- [TO DO]:
Hunt through the lines below for the string "kind" and copy each one that has it.

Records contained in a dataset
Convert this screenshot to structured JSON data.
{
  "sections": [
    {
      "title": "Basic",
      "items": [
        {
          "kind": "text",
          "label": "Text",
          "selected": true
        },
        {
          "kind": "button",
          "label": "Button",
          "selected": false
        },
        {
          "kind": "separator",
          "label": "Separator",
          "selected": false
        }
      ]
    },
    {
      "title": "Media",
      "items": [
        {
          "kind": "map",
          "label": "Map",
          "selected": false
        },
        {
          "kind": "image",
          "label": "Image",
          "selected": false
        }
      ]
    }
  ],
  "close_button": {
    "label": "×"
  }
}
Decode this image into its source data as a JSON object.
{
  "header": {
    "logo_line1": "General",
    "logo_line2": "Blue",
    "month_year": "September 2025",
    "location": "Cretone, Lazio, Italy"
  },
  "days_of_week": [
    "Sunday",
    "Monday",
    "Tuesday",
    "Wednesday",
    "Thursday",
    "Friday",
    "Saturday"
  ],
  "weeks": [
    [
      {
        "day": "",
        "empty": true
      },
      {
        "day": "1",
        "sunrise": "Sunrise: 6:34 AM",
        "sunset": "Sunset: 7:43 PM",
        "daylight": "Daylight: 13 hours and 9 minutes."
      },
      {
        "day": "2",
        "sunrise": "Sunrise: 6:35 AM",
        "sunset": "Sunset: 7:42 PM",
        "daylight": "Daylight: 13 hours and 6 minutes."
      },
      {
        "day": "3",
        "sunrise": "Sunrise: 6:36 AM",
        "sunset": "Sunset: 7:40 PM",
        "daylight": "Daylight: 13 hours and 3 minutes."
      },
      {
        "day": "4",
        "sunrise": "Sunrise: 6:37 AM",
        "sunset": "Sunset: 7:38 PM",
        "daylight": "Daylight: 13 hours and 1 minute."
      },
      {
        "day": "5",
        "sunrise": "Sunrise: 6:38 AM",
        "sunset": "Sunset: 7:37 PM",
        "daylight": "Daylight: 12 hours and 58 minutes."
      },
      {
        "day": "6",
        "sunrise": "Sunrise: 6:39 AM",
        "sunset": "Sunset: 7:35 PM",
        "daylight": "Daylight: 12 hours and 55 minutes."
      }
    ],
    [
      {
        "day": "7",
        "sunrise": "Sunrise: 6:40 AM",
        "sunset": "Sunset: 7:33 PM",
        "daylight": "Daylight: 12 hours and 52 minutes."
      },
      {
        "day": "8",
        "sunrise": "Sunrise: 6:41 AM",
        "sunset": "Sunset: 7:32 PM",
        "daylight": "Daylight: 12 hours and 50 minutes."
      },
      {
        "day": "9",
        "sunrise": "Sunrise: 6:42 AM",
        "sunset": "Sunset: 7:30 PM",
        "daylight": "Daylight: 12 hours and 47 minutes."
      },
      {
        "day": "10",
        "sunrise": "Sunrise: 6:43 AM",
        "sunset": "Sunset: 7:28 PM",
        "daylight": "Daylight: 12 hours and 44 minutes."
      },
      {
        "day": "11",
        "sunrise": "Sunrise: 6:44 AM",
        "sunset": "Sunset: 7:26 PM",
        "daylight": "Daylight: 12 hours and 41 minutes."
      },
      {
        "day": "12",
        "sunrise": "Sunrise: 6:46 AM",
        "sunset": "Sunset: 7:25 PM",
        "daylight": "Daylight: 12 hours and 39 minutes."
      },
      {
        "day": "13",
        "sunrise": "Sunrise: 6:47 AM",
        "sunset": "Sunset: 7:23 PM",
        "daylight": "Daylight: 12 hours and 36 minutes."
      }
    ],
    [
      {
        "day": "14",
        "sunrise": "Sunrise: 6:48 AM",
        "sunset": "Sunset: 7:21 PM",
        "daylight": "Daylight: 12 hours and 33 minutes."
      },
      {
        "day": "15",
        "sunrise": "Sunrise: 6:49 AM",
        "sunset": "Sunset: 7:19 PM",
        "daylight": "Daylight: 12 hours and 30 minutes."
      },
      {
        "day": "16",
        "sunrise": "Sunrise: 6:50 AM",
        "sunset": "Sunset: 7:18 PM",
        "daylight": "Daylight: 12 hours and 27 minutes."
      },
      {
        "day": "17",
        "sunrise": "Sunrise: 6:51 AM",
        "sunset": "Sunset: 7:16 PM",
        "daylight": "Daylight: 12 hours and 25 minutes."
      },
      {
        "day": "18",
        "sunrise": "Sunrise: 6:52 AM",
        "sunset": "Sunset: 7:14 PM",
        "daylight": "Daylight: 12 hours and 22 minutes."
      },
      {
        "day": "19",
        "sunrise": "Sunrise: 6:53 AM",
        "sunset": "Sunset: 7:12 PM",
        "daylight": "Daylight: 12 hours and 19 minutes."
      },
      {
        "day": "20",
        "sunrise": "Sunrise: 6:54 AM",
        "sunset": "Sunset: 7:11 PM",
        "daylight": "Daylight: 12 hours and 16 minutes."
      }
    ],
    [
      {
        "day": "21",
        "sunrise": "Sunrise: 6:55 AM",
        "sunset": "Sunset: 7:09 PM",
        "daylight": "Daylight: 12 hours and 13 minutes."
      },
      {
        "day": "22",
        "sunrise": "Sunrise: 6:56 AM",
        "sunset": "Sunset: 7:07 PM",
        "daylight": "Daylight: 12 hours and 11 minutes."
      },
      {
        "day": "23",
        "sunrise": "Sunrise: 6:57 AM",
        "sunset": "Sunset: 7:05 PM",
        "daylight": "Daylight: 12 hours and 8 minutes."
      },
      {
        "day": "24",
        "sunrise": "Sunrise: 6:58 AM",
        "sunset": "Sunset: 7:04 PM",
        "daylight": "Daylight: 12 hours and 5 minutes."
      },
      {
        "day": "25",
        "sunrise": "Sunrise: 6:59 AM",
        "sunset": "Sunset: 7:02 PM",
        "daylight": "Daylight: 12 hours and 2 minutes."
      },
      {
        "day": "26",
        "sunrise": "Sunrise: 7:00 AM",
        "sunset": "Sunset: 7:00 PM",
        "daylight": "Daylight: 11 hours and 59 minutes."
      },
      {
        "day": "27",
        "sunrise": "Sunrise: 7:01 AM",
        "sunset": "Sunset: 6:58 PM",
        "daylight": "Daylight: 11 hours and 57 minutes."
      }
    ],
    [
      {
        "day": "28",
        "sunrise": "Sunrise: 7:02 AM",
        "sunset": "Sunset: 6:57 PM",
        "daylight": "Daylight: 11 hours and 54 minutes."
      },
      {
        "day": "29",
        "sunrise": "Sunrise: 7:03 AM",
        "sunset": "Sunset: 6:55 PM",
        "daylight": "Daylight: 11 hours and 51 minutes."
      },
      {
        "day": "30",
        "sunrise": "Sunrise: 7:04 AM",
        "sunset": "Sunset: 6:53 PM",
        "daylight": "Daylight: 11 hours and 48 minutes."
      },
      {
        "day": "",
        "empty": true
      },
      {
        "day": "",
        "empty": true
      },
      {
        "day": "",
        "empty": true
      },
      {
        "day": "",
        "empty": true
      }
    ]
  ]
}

- [WRITTEN RESPONSE]:
          "kind": "text",
          "kind": "button",
          "kind": "separator",
          "kind": "map",
          "kind": "image",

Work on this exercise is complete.